To the end users: You must ensure that you and your team are part of the process, and you must be willing to participate and challenge assumptions along the way. That is how you will get the most value and best results.
Pay to Play is a Horrible Idea For Everyone
Credible folks with passion, smarts and experience have posited this idea of a business model where vendors would actually pay them to “review” their software independently, and compile their findings as a resource to potential customers, who presumably would also pay dearly for them. This makes absolutely no sense to me. Independence goes out the door as soon as a check is written. I can’t imagine that any of the usual suspects in the industry who would actually consider this scheme to be a marketing expense (and we all know who they are) would tolerate anything other than a glowing review. I certainly would not, but then again, I would pay a consultant to review our solution right after we play some hockey on the River Styx. The result of this innocent sounding “Consumer Reports” scheme is a self-selected short list of vendors willing to pay to get preferential treatment. This isn’t SEO, and the decision being made is not which smartphone cover to buy! Selecting a digital signage solution is a strategic decision that will cost lots of money. Should an end user assume that anyone not in the compendium of paid reviews has a substandard offering, or that those paid reviews are legitimate? I don’t think so. We exist in an industry where confusion among newcomers is rampant. Having people with good resumes touting paid reviews as value-added consulting is not helpful. Real consultants should be selling process, methods and independence, learning their clients’ business and optimizing client outcomes over personal incomes. Pay to play is a bad model developed by ostensibly good people. If they really are smart, they will abandon it, and apply their ingenuity to methodology and toolkit, even if that requires investment. There would be ROI on that effort.

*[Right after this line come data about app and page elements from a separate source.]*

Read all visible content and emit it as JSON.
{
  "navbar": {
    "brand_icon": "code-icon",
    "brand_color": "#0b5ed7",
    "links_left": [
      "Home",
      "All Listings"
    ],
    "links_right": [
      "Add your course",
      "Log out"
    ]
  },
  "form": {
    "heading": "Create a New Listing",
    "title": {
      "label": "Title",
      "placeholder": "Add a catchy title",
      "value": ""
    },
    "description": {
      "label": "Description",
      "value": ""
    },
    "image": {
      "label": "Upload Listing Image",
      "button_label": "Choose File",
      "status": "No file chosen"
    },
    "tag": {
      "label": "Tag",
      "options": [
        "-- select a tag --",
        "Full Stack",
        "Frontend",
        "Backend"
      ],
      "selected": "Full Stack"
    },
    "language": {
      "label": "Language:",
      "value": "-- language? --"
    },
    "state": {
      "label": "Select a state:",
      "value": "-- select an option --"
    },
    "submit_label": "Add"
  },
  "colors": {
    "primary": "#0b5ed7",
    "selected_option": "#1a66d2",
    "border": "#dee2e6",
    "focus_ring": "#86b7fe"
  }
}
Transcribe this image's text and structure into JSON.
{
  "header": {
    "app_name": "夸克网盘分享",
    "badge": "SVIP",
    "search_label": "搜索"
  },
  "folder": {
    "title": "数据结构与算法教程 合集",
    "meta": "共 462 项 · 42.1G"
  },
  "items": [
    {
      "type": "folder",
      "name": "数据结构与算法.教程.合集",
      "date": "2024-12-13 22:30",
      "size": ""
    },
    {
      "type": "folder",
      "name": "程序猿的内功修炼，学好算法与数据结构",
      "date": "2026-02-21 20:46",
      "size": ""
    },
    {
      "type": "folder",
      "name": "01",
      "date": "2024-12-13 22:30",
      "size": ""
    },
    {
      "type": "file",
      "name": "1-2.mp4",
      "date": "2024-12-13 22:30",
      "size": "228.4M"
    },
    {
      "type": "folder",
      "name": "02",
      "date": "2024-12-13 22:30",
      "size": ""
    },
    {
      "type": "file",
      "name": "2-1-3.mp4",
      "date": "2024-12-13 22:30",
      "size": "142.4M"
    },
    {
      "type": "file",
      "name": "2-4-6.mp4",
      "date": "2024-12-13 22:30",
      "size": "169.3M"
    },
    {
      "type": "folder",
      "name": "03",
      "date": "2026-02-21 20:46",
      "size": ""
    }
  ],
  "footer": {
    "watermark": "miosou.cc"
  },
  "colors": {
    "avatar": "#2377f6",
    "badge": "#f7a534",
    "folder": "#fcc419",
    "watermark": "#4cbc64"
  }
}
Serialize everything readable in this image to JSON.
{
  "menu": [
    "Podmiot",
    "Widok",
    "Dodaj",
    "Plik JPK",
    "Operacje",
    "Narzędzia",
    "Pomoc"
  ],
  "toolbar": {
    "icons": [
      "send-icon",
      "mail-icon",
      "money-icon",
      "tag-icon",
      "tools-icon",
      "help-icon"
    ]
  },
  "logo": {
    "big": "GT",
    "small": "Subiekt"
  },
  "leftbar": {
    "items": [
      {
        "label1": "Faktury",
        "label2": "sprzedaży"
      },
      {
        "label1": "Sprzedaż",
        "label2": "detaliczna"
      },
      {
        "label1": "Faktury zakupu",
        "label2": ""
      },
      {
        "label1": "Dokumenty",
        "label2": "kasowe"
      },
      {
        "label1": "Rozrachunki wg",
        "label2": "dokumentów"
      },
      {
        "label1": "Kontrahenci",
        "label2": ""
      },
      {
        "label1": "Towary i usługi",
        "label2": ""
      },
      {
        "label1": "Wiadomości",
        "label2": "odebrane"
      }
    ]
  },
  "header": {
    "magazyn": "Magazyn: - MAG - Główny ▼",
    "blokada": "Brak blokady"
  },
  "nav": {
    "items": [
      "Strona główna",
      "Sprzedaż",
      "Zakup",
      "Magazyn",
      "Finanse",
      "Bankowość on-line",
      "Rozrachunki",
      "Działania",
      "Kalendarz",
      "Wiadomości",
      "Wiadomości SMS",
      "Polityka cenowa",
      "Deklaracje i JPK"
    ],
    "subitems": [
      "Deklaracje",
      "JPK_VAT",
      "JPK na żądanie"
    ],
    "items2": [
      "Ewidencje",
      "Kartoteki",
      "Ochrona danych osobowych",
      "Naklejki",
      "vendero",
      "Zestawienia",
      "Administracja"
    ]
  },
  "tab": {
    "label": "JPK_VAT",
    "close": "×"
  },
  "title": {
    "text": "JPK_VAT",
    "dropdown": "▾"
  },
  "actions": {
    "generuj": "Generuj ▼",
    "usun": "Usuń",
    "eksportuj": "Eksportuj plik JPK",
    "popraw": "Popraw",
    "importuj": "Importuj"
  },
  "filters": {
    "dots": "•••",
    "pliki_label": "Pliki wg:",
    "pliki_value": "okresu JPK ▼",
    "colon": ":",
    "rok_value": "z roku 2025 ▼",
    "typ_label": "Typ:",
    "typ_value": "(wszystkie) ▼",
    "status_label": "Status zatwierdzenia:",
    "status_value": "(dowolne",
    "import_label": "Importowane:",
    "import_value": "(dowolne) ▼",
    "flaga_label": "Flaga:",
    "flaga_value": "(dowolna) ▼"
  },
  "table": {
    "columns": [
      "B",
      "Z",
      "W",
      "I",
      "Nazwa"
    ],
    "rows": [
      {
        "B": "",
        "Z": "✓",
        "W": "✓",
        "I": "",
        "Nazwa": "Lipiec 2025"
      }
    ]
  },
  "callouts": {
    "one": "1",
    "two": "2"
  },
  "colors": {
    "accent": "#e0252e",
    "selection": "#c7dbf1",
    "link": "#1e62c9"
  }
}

To the consultants and end users: When independence is not important, neither is credibility.
To my fellow vendors: There are better ways to deploy your capital. Just say no.
There are lots of lists and directories out there that help identify alternatives. What we lack are competitive, independent consultants who have invested the time to understand strategy, the concept of “fit”, the particular strengths and weaknesses of the top offerings, and who have developed a methodology for melding fit with process. Having competition among consultants will allow end users to assess approach, qualifications and results. When we get there, better decisions will be made, which advances the industry for everyone.